from January 9


     The 2017 Kansas legislative session convenes today in Topeka and state lawmakers are expected to immediately begin deliberating Gov. Sam Brownback’s proposed solutions to the $350 million deficit for the current budget year. Brownback unveils his budget adjustments and agenda for the session tomorrow (1/10).
   This year’s session involves many new players, as more than a third of the House and Senate are newly elected. In addition, only two of the top six leadership positions in the House and Senate are holdovers from the previous session and many committee chairs are new as well.
     The high-profile issues for 2017 are expected to be the state’s financial status and an attempt to craft a new K-12 education funding plan, with a pending state Supreme Court ruling likely to direct the Legislature on this matter. Answers to these challenges undoubtedly will require consideration of bills that would amend state income tax law to generate additional revenue.
     On the agricultural agenda, amendments to the state’s water conservation area law and the water rights impairment claim process are expected to be deliberated. In addition, reform of the state’s noxious weed law and modifications to the deer hunting permit system will be debated this session.
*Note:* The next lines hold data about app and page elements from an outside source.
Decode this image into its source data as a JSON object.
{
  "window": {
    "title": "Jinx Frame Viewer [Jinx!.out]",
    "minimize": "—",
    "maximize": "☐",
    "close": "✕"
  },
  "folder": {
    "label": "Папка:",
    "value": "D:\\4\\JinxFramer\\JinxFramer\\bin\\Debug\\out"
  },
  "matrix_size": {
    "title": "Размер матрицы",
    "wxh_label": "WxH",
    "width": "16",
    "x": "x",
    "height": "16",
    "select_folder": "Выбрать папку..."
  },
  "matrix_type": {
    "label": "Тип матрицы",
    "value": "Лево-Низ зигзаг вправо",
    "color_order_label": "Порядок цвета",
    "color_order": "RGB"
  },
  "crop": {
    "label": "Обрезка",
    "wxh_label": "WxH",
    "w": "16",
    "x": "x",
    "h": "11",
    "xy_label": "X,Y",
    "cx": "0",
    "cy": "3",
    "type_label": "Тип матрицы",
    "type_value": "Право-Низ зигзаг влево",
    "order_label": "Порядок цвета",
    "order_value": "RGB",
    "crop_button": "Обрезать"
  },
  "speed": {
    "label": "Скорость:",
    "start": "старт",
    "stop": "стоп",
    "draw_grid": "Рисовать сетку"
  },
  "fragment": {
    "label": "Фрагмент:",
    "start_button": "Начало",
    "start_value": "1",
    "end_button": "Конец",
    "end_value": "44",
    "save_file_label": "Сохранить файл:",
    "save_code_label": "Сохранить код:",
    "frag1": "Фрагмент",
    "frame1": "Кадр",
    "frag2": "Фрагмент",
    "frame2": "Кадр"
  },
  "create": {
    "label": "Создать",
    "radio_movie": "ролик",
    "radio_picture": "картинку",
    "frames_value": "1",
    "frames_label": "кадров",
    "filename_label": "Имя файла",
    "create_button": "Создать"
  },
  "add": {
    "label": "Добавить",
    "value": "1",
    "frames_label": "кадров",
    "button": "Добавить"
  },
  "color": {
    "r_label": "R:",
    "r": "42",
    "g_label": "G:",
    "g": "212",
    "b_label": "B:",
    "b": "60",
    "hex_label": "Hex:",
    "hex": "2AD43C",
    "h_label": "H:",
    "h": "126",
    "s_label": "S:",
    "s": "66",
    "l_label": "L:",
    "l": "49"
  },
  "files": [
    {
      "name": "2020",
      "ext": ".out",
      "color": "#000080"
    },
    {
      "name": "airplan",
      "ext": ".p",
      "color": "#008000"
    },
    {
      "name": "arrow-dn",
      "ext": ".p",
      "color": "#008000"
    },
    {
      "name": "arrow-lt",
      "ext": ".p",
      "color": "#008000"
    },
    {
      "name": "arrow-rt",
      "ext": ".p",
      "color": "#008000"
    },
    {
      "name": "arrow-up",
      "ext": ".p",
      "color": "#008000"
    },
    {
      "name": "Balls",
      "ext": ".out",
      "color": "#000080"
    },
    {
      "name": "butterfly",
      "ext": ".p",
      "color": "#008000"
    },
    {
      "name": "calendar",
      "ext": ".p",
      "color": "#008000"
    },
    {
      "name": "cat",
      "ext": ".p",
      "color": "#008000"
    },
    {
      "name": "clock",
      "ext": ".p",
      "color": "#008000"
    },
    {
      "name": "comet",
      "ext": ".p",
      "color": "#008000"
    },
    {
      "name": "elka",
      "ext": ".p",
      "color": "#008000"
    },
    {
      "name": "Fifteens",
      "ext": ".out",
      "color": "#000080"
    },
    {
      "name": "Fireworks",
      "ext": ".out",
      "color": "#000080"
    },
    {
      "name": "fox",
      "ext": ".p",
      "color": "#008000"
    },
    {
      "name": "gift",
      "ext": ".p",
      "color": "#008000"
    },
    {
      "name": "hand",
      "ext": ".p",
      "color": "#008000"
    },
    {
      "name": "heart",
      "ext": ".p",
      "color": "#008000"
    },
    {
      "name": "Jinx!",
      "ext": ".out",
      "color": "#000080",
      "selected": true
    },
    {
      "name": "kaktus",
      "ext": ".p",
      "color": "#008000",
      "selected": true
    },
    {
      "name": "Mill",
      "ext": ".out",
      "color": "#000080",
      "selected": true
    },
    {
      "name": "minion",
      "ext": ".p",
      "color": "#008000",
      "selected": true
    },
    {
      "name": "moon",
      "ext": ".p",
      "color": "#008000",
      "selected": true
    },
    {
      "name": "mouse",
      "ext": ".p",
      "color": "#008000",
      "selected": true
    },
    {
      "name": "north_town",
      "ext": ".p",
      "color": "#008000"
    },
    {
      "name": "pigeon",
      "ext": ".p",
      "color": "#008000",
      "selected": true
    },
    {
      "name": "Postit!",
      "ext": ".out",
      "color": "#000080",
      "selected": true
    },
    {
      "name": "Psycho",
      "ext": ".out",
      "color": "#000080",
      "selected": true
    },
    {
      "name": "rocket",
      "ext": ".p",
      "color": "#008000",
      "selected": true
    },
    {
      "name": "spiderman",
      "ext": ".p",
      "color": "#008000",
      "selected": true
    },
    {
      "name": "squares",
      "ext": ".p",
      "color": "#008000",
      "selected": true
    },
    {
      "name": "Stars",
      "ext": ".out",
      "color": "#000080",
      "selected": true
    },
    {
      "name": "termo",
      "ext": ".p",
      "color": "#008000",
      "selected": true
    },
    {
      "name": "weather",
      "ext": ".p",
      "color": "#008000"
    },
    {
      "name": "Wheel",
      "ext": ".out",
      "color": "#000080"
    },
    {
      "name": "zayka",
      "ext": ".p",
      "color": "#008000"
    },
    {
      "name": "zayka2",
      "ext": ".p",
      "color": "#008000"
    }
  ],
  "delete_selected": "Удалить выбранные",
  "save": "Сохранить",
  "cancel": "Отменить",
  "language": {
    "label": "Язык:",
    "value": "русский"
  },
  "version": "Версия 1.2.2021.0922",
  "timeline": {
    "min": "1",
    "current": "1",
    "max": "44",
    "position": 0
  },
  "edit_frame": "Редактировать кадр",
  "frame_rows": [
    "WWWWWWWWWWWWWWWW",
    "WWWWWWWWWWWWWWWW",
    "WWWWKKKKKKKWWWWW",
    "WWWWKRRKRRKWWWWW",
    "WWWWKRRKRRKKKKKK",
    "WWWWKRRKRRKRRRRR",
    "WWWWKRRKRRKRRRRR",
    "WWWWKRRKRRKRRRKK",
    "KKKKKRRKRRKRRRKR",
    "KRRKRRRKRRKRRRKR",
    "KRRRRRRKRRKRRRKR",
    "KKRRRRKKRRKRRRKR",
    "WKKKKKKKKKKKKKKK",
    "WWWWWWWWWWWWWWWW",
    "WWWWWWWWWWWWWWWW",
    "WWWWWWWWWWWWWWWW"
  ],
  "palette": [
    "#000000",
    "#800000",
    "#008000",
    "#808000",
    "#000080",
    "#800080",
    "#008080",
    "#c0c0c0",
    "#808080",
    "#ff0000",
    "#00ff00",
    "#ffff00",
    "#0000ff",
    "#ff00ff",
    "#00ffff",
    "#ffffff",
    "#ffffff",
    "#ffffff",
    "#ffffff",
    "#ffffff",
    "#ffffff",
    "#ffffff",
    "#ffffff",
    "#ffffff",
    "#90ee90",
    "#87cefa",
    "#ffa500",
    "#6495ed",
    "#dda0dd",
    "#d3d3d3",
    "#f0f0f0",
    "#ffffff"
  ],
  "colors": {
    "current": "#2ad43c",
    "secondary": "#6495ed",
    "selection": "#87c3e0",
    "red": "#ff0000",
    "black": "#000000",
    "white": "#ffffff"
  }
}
KLA will be one of several agricultural organizations that will ask legislators to increase maximum truck weights to 90,000 lbs. gross vehicle weight, on six axles only, to more closely harmonize Kansas law with neighboring states.
     KLA legislative affairs staff will monitor and provide input on these and other issues at the Capitol on a daily basis. Weekly updates will appear in the KLA News & Market Report


from January 6


     The U.S. Senate Republican Conference has ratified the selection of Sen. Pat Roberts as chairman of the Senate Committee on Agriculture, Nutrition and Forestry. His appointment as committee chairman for the 115th Congress will be his second term in the position.
     “I look forward to another productive year with a majority in Congress and now with a Republican administration,” said Roberts. “We have an aggressive agenda lined up, from passing a Farm Bill to repealing and replacing Obamacare to meaningful tax reform, reducing regulations and much more.”
     Under his chairmanship in the last Congress, the Senate Ag Committee passed bipartisan legislation and addressed polarizing topics like child nutrition and food labeling. Specifically, Roberts led the committee as it passed emergency wildfire legislation, resolved the country-of-origin meat labeling trade dispute and protected the Farm Bill from proposed changes and cuts.
     Roberts is the only member of Congress in history to hold the chairmanships of both the Senate and House Ag Committees, as well as the title of ranking minority member with both committees.  


from January 5


     Kansas State University will be hosting two different educational series over the next two months. One will be focused on calving and the other on winter ranch management. 
     Calving schools will be held in various locations across the state through January 17. Conference speakers will share tips on when and how to intervene to assist a cow or heifer giving birth and demonstrate proper use of calving equipment on a life-size scale.
     The winter ranch management series, which will run in January and early February, will include comments from extension educators on profit-enhancing strategies for beef producers. Some of the topics to be discussed will range from winter feeding and cow management to bull buying to vaccination and animal health issues, including the new Veterinary Feed Directive. Each meeting will feature a “town hall” style question and answer session.
     For more information on each series, including dates, locations and how to make reservations, go to